Acton Institute Powerblog

It’s called tithing

The church thought of this first, but better late than never, I suppose: 10 over 100 is an effort to encourage people who make over $100,000 per year to donate 10% to charity.

Here’s the pledge: I, [type your name here] , hereby make a personal promise to give 10% of whatever I make over $100,000 each year to charity. I will donate money directly to organizations of MY choosing, including charities, relief funds, schools, churches, etc. I understand that this promise is morally, not legally, binding.

HT: Fast Company Now

Update: FWIW, under a “graduated tithe” of the type advocated by Ron Sider, with a scale of, say, $10,000, and basic expenses set at $40,000, you would be giving 60% per $10k once you reached $100,000 in income. So at the $100,000 level, you’d be giving a total of $25,000 or 25%. Beyond this, you increase gradually until you would be giving 100% of the money earned past $140,000.

Jordan J. Ballor

Jordan J. Ballor (Dr. theol., University of Zurich; Ph.D., Calvin Theological Seminary) is director of research at the Center for Religion, Culture & Democracy, an initiative of the First Liberty Institute. He has previously held research positions at the Acton Institute and Vrije Universiteit Amsterdam, and has authored multiple books, including a forthcoming introduction to the public theology of Abraham Kuyper. Working with Lexham Press, he served as a general editor for the 12 volume Abraham Kuyper Collected Works in Public Theology series, and his research can be found in publications including Journal of Markets & Morality, Journal of Religion, Scottish Journal of Theology, Reformation & Renaissance Review, Journal of the History of Economic Thought, Faith & Economics, and Calvin Theological Journal.

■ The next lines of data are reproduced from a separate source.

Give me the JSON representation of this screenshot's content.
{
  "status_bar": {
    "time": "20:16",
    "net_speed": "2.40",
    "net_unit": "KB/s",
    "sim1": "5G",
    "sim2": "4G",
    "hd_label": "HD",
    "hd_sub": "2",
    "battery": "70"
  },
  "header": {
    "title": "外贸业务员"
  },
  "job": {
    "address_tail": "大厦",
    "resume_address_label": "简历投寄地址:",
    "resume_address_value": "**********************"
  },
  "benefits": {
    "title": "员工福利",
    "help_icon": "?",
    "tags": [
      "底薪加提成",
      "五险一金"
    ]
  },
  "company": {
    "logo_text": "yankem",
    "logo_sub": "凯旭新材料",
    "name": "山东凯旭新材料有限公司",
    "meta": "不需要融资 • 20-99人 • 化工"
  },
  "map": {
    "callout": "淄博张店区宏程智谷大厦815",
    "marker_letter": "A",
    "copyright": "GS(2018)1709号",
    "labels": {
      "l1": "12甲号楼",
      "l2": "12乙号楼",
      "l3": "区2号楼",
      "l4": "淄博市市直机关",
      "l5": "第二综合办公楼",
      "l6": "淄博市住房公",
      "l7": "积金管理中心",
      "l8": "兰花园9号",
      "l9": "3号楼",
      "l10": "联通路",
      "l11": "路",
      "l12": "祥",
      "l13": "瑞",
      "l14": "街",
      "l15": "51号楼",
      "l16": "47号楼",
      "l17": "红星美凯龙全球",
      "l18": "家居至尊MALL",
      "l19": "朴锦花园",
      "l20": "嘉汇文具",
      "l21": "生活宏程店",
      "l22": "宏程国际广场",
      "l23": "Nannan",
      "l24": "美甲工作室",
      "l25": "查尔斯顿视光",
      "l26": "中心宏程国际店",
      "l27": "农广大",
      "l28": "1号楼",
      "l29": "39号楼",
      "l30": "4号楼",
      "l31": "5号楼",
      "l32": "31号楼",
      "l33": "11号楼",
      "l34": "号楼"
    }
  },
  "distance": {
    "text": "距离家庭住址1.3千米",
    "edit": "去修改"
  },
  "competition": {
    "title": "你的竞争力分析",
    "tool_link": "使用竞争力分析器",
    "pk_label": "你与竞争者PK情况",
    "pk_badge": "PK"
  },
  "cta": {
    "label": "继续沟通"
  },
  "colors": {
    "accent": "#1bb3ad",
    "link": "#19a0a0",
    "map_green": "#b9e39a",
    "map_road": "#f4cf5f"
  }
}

He is also associate director of the Junius Institute for Digital Reformation Research at Calvin Theological Seminary and the Henry Institute for the Study of Christianity & Politics at Calvin University.